Time Out says
Elsa, Anna and that goofy snowman return with another irresistible mix of big laughs, killer tunes and operatic moments
It’s pretty weird to think that Disney used to recycle its own animations to save a few bucks. So, Baloo from The Jungle Book magically became Little John in Robin Hood with a little sleight of hand by its toiling animators. Of course, that was long before the Mouse House became a world-conquering animation behemoth on the back of Pixar’s success and smash hits like 2013’s Frozen. That made $1.3 billion, so around one dollar for every time your kids have made you watch it. Happily, this long-anticipated sequel feels entirely fresh. The world it creates is charming, the wit sparkles and – one brief burst of ‘Reindeer(s) Are Better than People’ aside – the songs are all new. So let go of ‘Let It Go’ and clear some room for a new batch of earworms.

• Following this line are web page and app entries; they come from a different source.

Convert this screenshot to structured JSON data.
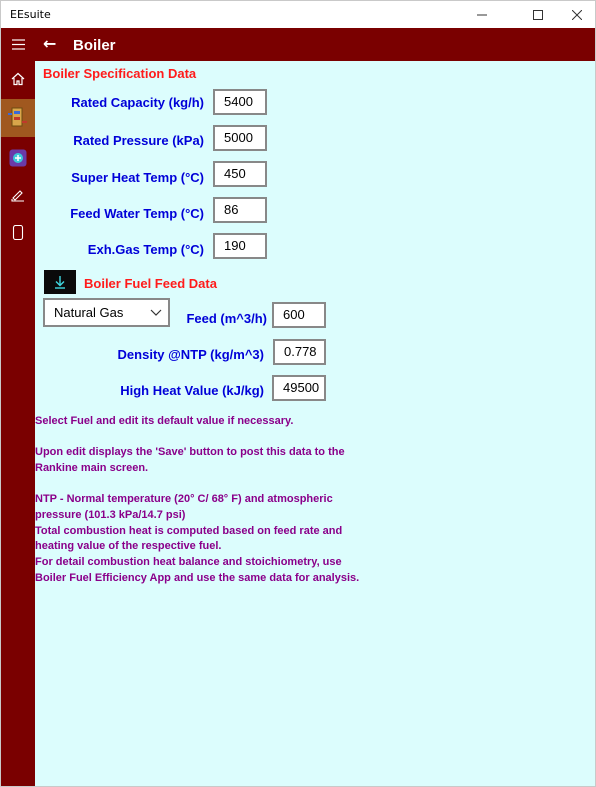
{
  "window": {
    "title": "EEsuite",
    "minimize": "—",
    "maximize": "☐",
    "close": "✕"
  },
  "header": {
    "back": "←",
    "title": "Boiler"
  },
  "sidebar": {
    "items": [
      {
        "name": "home-icon"
      },
      {
        "name": "boiler-icon"
      },
      {
        "name": "calculator-icon"
      },
      {
        "name": "pencil-icon"
      },
      {
        "name": "phone-icon"
      }
    ]
  },
  "spec": {
    "title": "Boiler Specification Data",
    "rows": [
      {
        "label": "Rated Capacity (kg/h)",
        "value": "5400"
      },
      {
        "label": "Rated Pressure (kPa)",
        "value": "5000"
      },
      {
        "label": "Super Heat Temp (°C)",
        "value": "450"
      },
      {
        "label": "Feed Water Temp (°C)",
        "value": "86"
      },
      {
        "label": "Exh.Gas Temp (°C)",
        "value": "190"
      }
    ]
  },
  "fuel": {
    "title": "Boiler Fuel Feed Data",
    "download_glyph": "↓",
    "selected": "Natural Gas",
    "rows": [
      {
        "label": "Feed (m^3/h)",
        "value": "600"
      },
      {
        "label": "Density @NTP (kg/m^3)",
        "value": "0.778"
      },
      {
        "label": "High Heat Value (kJ/kg)",
        "value": "49500"
      }
    ]
  },
  "notes": {
    "p1": "Select Fuel and edit its default value if necessary.",
    "p2": "Upon edit displays the 'Save' button to post this data to the Rankine main screen.",
    "p3": "NTP - Normal temperature (20° C/ 68° F) and atmospheric pressure (101.3 kPa/14.7 psi)\nTotal combustion heat is computed based on feed rate and heating value of the respective fuel.\nFor detail combustion heat balance and stoichiometry, use Boiler Fuel Efficiency App and use the same data for analysis."
  }
}
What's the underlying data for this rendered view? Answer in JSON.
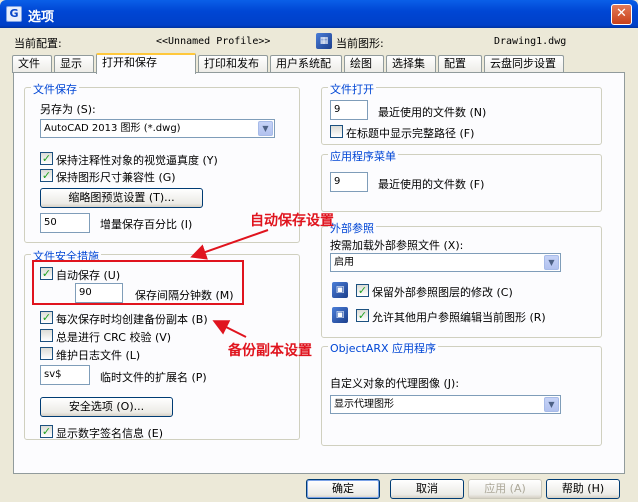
{
  "window": {
    "title": "选项",
    "close": "✕"
  },
  "header": {
    "profile_label": "当前配置:",
    "profile_value": "<<Unnamed Profile>>",
    "drawing_label": "当前图形:",
    "drawing_value": "Drawing1.dwg"
  },
  "tabs": [
    "文件",
    "显示",
    "打开和保存",
    "打印和发布",
    "用户系统配置",
    "绘图",
    "选择集",
    "配置",
    "云盘同步设置"
  ],
  "file_save": {
    "title": "文件保存",
    "save_as_label": "另存为 (S):",
    "save_as_value": "AutoCAD 2013 图形 (*.dwg)",
    "annot_label": "保持注释性对象的视觉逼真度 (Y)",
    "annot_checked": true,
    "size_label": "保持图形尺寸兼容性 (G)",
    "size_checked": true,
    "thumb_button": "缩略图预览设置 (T)...",
    "incr_value": "50",
    "incr_label": "增量保存百分比 (I)"
  },
  "file_safety": {
    "title": "文件安全措施",
    "autosave_label": "自动保存 (U)",
    "autosave_checked": true,
    "interval_value": "90",
    "interval_label": "保存间隔分钟数 (M)",
    "backup_label": "每次保存时均创建备份副本 (B)",
    "backup_checked": true,
    "crc_label": "总是进行 CRC 校验 (V)",
    "crc_checked": false,
    "log_label": "维护日志文件 (L)",
    "log_checked": false,
    "ext_value": "sv$",
    "ext_label": "临时文件的扩展名 (P)",
    "security_button": "安全选项 (O)...",
    "sig_label": "显示数字签名信息 (E)",
    "sig_checked": true
  },
  "file_open": {
    "title": "文件打开",
    "recent_value": "9",
    "recent_label": "最近使用的文件数 (N)",
    "fullpath_label": "在标题中显示完整路径 (F)",
    "fullpath_checked": false
  },
  "app_menu": {
    "title": "应用程序菜单",
    "recent_value": "9",
    "recent_label": "最近使用的文件数 (F)"
  },
  "xref": {
    "title": "外部参照",
    "demand_label": "按需加载外部参照文件 (X):",
    "demand_value": "启用",
    "retain_label": "保留外部参照图层的修改 (C)",
    "retain_checked": true,
    "allow_label": "允许其他用户参照编辑当前图形 (R)",
    "allow_checked": true
  },
  "arx": {
    "title": "ObjectARX 应用程序",
    "proxy_label": "自定义对象的代理图像 (J):",
    "proxy_value": "显示代理图形"
  },
  "annotations": {
    "autosave_note": "自动保存设置",
    "backup_note": "备份副本设置"
  },
  "buttons": {
    "ok": "确定",
    "cancel": "取消",
    "apply": "应用 (A)",
    "help": "帮助 (H)"
  }
}
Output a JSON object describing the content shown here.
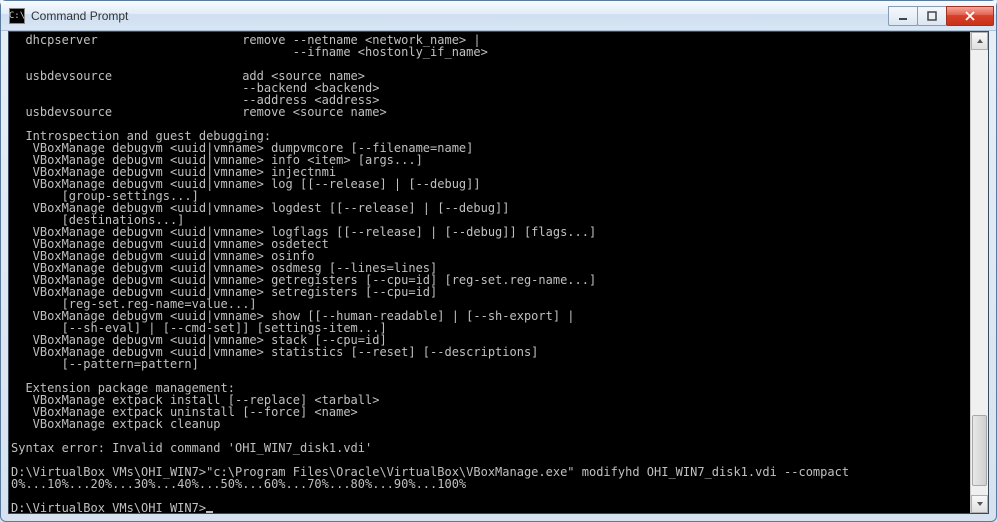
{
  "window": {
    "icon_text": "C:\\",
    "title": "Command Prompt"
  },
  "console_lines": [
    "  dhcpserver                    remove --netname <network_name> |",
    "                                       --ifname <hostonly_if_name>",
    "",
    "  usbdevsource                  add <source name>",
    "                                --backend <backend>",
    "                                --address <address>",
    "  usbdevsource                  remove <source name>",
    "",
    "  Introspection and guest debugging:",
    "   VBoxManage debugvm <uuid|vmname> dumpvmcore [--filename=name]",
    "   VBoxManage debugvm <uuid|vmname> info <item> [args...]",
    "   VBoxManage debugvm <uuid|vmname> injectnmi",
    "   VBoxManage debugvm <uuid|vmname> log [[--release] | [--debug]]",
    "       [group-settings...]",
    "   VBoxManage debugvm <uuid|vmname> logdest [[--release] | [--debug]]",
    "       [destinations...]",
    "   VBoxManage debugvm <uuid|vmname> logflags [[--release] | [--debug]] [flags...]",
    "   VBoxManage debugvm <uuid|vmname> osdetect",
    "   VBoxManage debugvm <uuid|vmname> osinfo",
    "   VBoxManage debugvm <uuid|vmname> osdmesg [--lines=lines]",
    "   VBoxManage debugvm <uuid|vmname> getregisters [--cpu=id] [reg-set.reg-name...]",
    "   VBoxManage debugvm <uuid|vmname> setregisters [--cpu=id]",
    "       [reg-set.reg-name=value...]",
    "   VBoxManage debugvm <uuid|vmname> show [[--human-readable] | [--sh-export] |",
    "       [--sh-eval] | [--cmd-set]] [settings-item...]",
    "   VBoxManage debugvm <uuid|vmname> stack [--cpu=id]",
    "   VBoxManage debugvm <uuid|vmname> statistics [--reset] [--descriptions]",
    "       [--pattern=pattern]",
    "",
    "  Extension package management:",
    "   VBoxManage extpack install [--replace] <tarball>",
    "   VBoxManage extpack uninstall [--force] <name>",
    "   VBoxManage extpack cleanup",
    "",
    "Syntax error: Invalid command 'OHI_WIN7_disk1.vdi'",
    "",
    "D:\\VirtualBox VMs\\OHI_WIN7>\"c:\\Program Files\\Oracle\\VirtualBox\\VBoxManage.exe\" modifyhd OHI_WIN7_disk1.vdi --compact",
    "0%...10%...20%...30%...40%...50%...60%...70%...80%...90%...100%",
    "",
    "D:\\VirtualBox VMs\\OHI_WIN7>"
  ],
  "prompt_cursor": "_"
}
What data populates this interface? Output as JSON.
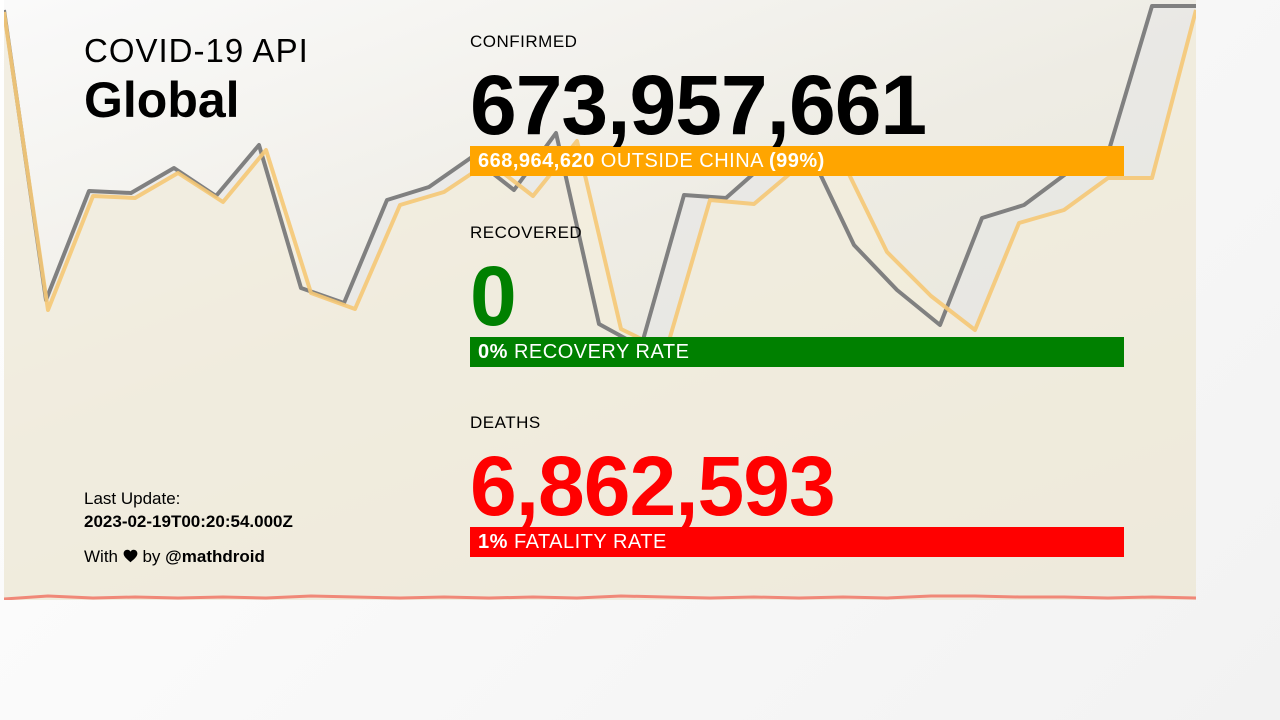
{
  "header": {
    "api_title": "COVID-19 API",
    "scope": "Global"
  },
  "update": {
    "label": "Last Update:",
    "timestamp": "2023-02-19T00:20:54.000Z"
  },
  "credit": {
    "with": "With",
    "by": "by",
    "author": "@mathdroid",
    "icon": "heart-icon"
  },
  "confirmed": {
    "label": "CONFIRMED",
    "value": "673,957,661",
    "bar_value": "668,964,620",
    "bar_text": "OUTSIDE CHINA",
    "bar_percent": "(99%)",
    "color": "#ffa500"
  },
  "recovered": {
    "label": "RECOVERED",
    "value": "0",
    "bar_value": "0%",
    "bar_text": "RECOVERY RATE",
    "color": "#008000"
  },
  "deaths": {
    "label": "DEATHS",
    "value": "6,862,593",
    "bar_value": "1%",
    "bar_text": "FATALITY RATE",
    "color": "#ff0000"
  },
  "colors": {
    "grey_line": "#808080",
    "orange_line": "#f5c876",
    "red_line": "#f08878"
  }
}
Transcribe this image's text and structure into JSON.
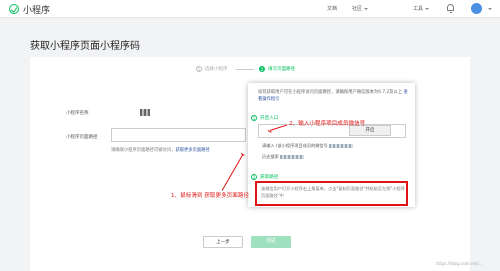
{
  "app": {
    "title": "小程序"
  },
  "nav": {
    "docs": "文档",
    "community": "社区",
    "tools": "工具"
  },
  "page": {
    "title": "获取小程序页面小程序码"
  },
  "steps": [
    {
      "num": "1",
      "label": "选择小程序"
    },
    {
      "num": "2",
      "label": "填写页面路径"
    }
  ],
  "form": {
    "name_label": "小程序名称",
    "name_value": "",
    "path_label": "小程序页面路径",
    "path_value": "",
    "hint_text": "请确保小程序页面路径可被访问，",
    "hint_link": "获取更多页面路径"
  },
  "buttons": {
    "prev": "上一步",
    "done": "完成"
  },
  "popover": {
    "desc_text": "如何获取用户可在小程序访问页面路径，请确保用户微信版本为6.7.2及以上",
    "desc_link": "查看操作指引",
    "section1": {
      "num": "1",
      "title": "开启入口"
    },
    "open_button": "开启",
    "line1": "请输入 (该小程序项目成员的微信号",
    "line2": "历史搜索",
    "section2": {
      "num": "2",
      "title": "获取路径"
    },
    "boxed_text": "该微信用户打开小程序右上角菜单，点击\"复制页面路径\"并粘贴至左侧\"小程序页面路径\"中"
  },
  "annotations": {
    "step1": "1、鼠标滑到 获取更多页面路径",
    "step2": "2、输入小程序项目成员微信号"
  },
  "watermark": "https://blog.csdn.net/..."
}
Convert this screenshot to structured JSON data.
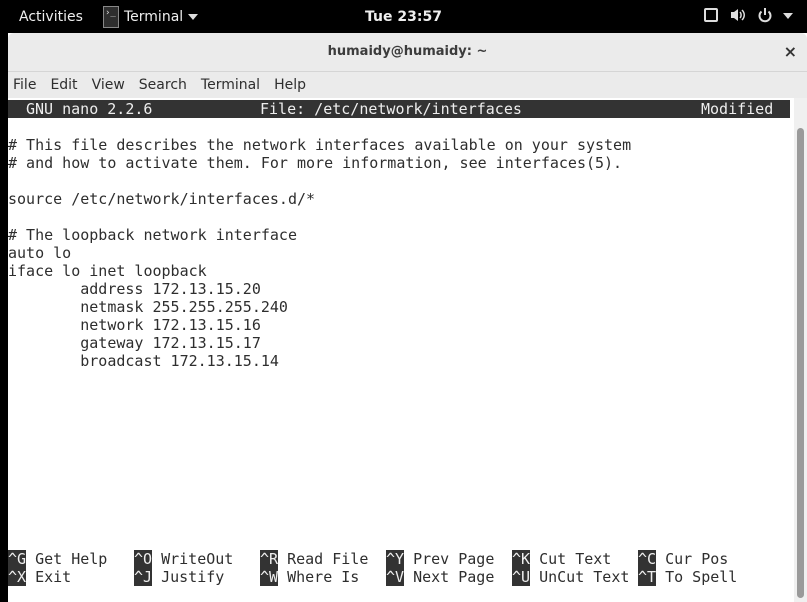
{
  "topbar": {
    "activities": "Activities",
    "app_name": "Terminal",
    "clock": "Tue 23:57",
    "icons": [
      "window-icon",
      "volume-icon",
      "power-icon",
      "dropdown-caret-icon"
    ]
  },
  "window": {
    "title": "humaidy@humaidy: ~",
    "close": "×"
  },
  "menu": [
    "File",
    "Edit",
    "View",
    "Search",
    "Terminal",
    "Help"
  ],
  "nano": {
    "version": "GNU nano 2.2.6",
    "file": "File: /etc/network/interfaces",
    "status": "Modified",
    "lines": [
      "# This file describes the network interfaces available on your system",
      "# and how to activate them. For more information, see interfaces(5).",
      "",
      "source /etc/network/interfaces.d/*",
      "",
      "# The loopback network interface",
      "auto lo",
      "iface lo inet loopback",
      "        address 172.13.15.20",
      "        netmask 255.255.255.240",
      "        network 172.13.15.16",
      "        gateway 172.13.15.17",
      "        broadcast 172.13.15.14"
    ],
    "help": [
      [
        {
          "key": "^G",
          "label": "Get Help"
        },
        {
          "key": "^O",
          "label": "WriteOut"
        },
        {
          "key": "^R",
          "label": "Read File"
        },
        {
          "key": "^Y",
          "label": "Prev Page"
        },
        {
          "key": "^K",
          "label": "Cut Text"
        },
        {
          "key": "^C",
          "label": "Cur Pos"
        }
      ],
      [
        {
          "key": "^X",
          "label": "Exit"
        },
        {
          "key": "^J",
          "label": "Justify"
        },
        {
          "key": "^W",
          "label": "Where Is"
        },
        {
          "key": "^V",
          "label": "Next Page"
        },
        {
          "key": "^U",
          "label": "UnCut Text"
        },
        {
          "key": "^T",
          "label": "To Spell"
        }
      ]
    ]
  }
}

As you’d expect, the self-contained Elsa (voiced by Idina Menzel) remains at the heart of the story, but Frozen 2 also belongs to her exuberant sister Anna (Kristen Bell). She’s very much a co-conspirator here, sharing When-Harry-Met-Sally-ish tiffs with lovestruck Kristoff (Jonathan Groff, blessed with a genius ’80s-style power ballad from songwriters Kristen Anderson-Lopez and Robert Lopez) and helping to guide the scene-stealing Olaf (Josh Gad) through a very funny coming-of-neige plotline. The hilarious ‘When I Am Older’ and some philosophical musings on the nature of existence are an absolute delight.
If there’s a flaw, it’s the slightly fiddly plot that has more folky symbols and elemental runes than a Fitzroy tattoo parlour. One or two of the (admittedly charming) new characters feel designed to drive merchandise sales rather than the story. There’s a mist-shrouded forest, a sort of generic indigenous people, some rock giants and a mystical spirit calling Elsa north to an uncertain fate. The quest itself is stirring, if a little Tolkien-lite.
While Frozen was about coming to terms with who you are, Frozen 2 is about transformation. Does it offer further evidence for those who saw ‘Let It Go’ as Elsa’s covert coming-out anthem? Sadly not, though she remains an intriguingly elliptical canvas on which to project genuinely groundbreaking ideas about empowerment and identity. There is nothing recycled about this Disney icon.